Venus and Jupiter put on quite a show this week. On Wednesday night I took some photographs of the conjunction at Lyndhurst in Tarrytown while visiting a friend who lives on the estate. It was pretty cool, but there was no display of the aurora borealis like I witnessed another time I photographed a conjunction there. See it once, and I’ll expect it every time!
Observing the stars is another hobby of mine, and few things are better than being in a completely dark field or at a beach at night and being able to see all of the universe and not just the few brightest stars. I wished too that Lyndhurst didn’t have streetlights or lights on the mansion so that I could imagine what it like to have been there in the 1880s, with the turrets and finials of the house rising out of the darkness against the stars behind them.

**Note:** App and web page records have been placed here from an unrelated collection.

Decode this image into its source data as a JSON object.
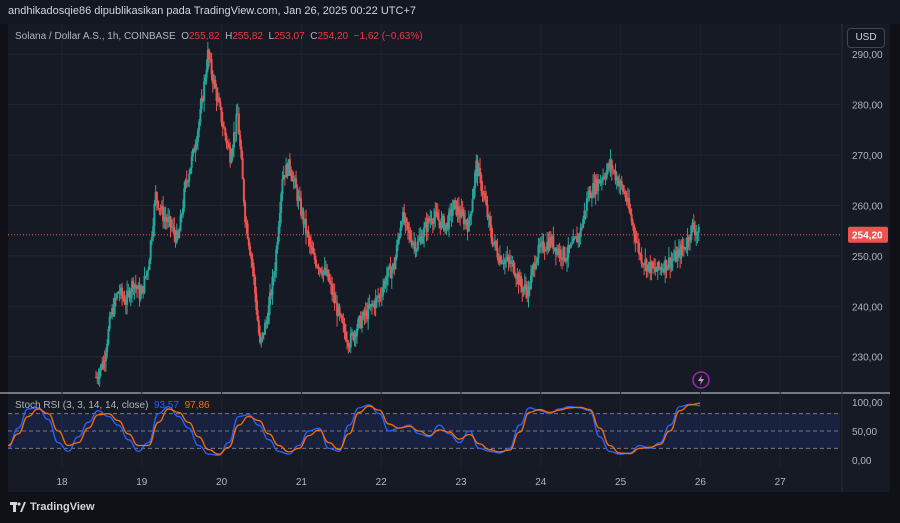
{
  "header": {
    "publisher": "andhikadosqie86 dipublikasikan pada TradingView.com, Jan 26, 2025 00:22 UTC+7"
  },
  "legend": {
    "symbol": "Solana / Dollar A.S., 1h, COINBASE",
    "o_label": "O",
    "o_value": "255,82",
    "h_label": "H",
    "h_value": "255,82",
    "l_label": "L",
    "l_value": "253,07",
    "c_label": "C",
    "c_value": "254,20",
    "change": "−1,62 (−0,63%)"
  },
  "currency_button": "USD",
  "price_axis": {
    "ticks": [
      "290,00",
      "280,00",
      "270,00",
      "260,00",
      "250,00",
      "240,00",
      "230,00"
    ],
    "tick_values": [
      290,
      280,
      270,
      260,
      250,
      240,
      230
    ],
    "current_price_label": "254,20",
    "current_price": 254.2
  },
  "stoch_panel": {
    "label": "Stoch RSI (3, 3, 14, 14, close)",
    "k_value": "93,57",
    "d_value": "97,86",
    "ticks": [
      "100,00",
      "50,00",
      "0,00"
    ],
    "tick_values": [
      100,
      50,
      0
    ]
  },
  "time_axis": {
    "ticks": [
      "18",
      "19",
      "20",
      "21",
      "22",
      "23",
      "24",
      "25",
      "26",
      "27"
    ]
  },
  "brand": {
    "name": "TradingView"
  },
  "colors": {
    "up": "#26a69a",
    "down": "#ef5350",
    "k_line": "#2962ff",
    "d_line": "#ff6d00",
    "background": "#161a25"
  },
  "chart_data": {
    "type": "candlestick",
    "price_ylim": [
      223,
      296
    ],
    "stoch_ylim": [
      0,
      100
    ],
    "day_ticks": [
      "18",
      "19",
      "20",
      "21",
      "22",
      "23",
      "24",
      "25",
      "26",
      "27"
    ],
    "price_path": [
      226,
      229,
      238,
      243,
      241,
      245,
      242,
      248,
      262,
      258,
      256,
      253,
      264,
      270,
      278,
      290,
      283,
      276,
      270,
      278,
      258,
      248,
      232,
      238,
      248,
      266,
      268,
      262,
      256,
      250,
      248,
      246,
      241,
      236,
      233,
      236,
      238,
      240,
      242,
      246,
      248,
      258,
      254,
      252,
      255,
      258,
      257,
      256,
      260,
      258,
      256,
      268,
      262,
      254,
      250,
      249,
      248,
      244,
      243,
      250,
      252,
      253,
      251,
      250,
      252,
      255,
      262,
      264,
      266,
      268,
      265,
      262,
      256,
      250,
      248,
      247,
      248,
      249,
      250,
      252,
      255.8,
      254.2
    ],
    "stoch_k": [
      20,
      55,
      88,
      90,
      70,
      30,
      15,
      40,
      65,
      85,
      75,
      60,
      35,
      15,
      30,
      80,
      92,
      75,
      55,
      25,
      10,
      8,
      30,
      75,
      78,
      60,
      35,
      15,
      10,
      25,
      50,
      55,
      20,
      15,
      60,
      90,
      95,
      80,
      50,
      55,
      60,
      45,
      40,
      60,
      45,
      30,
      50,
      20,
      15,
      12,
      20,
      60,
      90,
      85,
      80,
      88,
      92,
      90,
      85,
      40,
      15,
      10,
      12,
      25,
      20,
      30,
      60,
      92,
      96,
      93.57
    ],
    "stoch_d": [
      25,
      45,
      75,
      88,
      80,
      50,
      25,
      30,
      55,
      78,
      80,
      68,
      45,
      25,
      25,
      65,
      88,
      82,
      65,
      40,
      18,
      10,
      22,
      60,
      75,
      68,
      45,
      25,
      14,
      20,
      42,
      52,
      30,
      18,
      45,
      82,
      93,
      86,
      62,
      55,
      58,
      50,
      42,
      52,
      48,
      36,
      44,
      28,
      18,
      14,
      17,
      48,
      82,
      87,
      82,
      86,
      90,
      91,
      87,
      55,
      25,
      12,
      11,
      20,
      22,
      27,
      50,
      85,
      95,
      97.86
    ]
  }
}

Another time at Lyndhurst I photographed Comet Hale-Bopp, one of the brightest interlopers to our part of the solar system in recent times. It is visible in the second image down on this page.
All of the photographs on this page were taken March 14, 2012. Venus is the brighter of the two planets.
The steak in the photograph above was caused by an airplane.
Close inspection of the above photos also shows the stars of Orion the Hunter and Taurus the Bull.
After a long drive down a carefully-planned entrance road, during which time one only catches glimpses of the house, Lyndhurst comes into view as you immediately approach the mansion.
One of the beautiful huge old trees on the estate.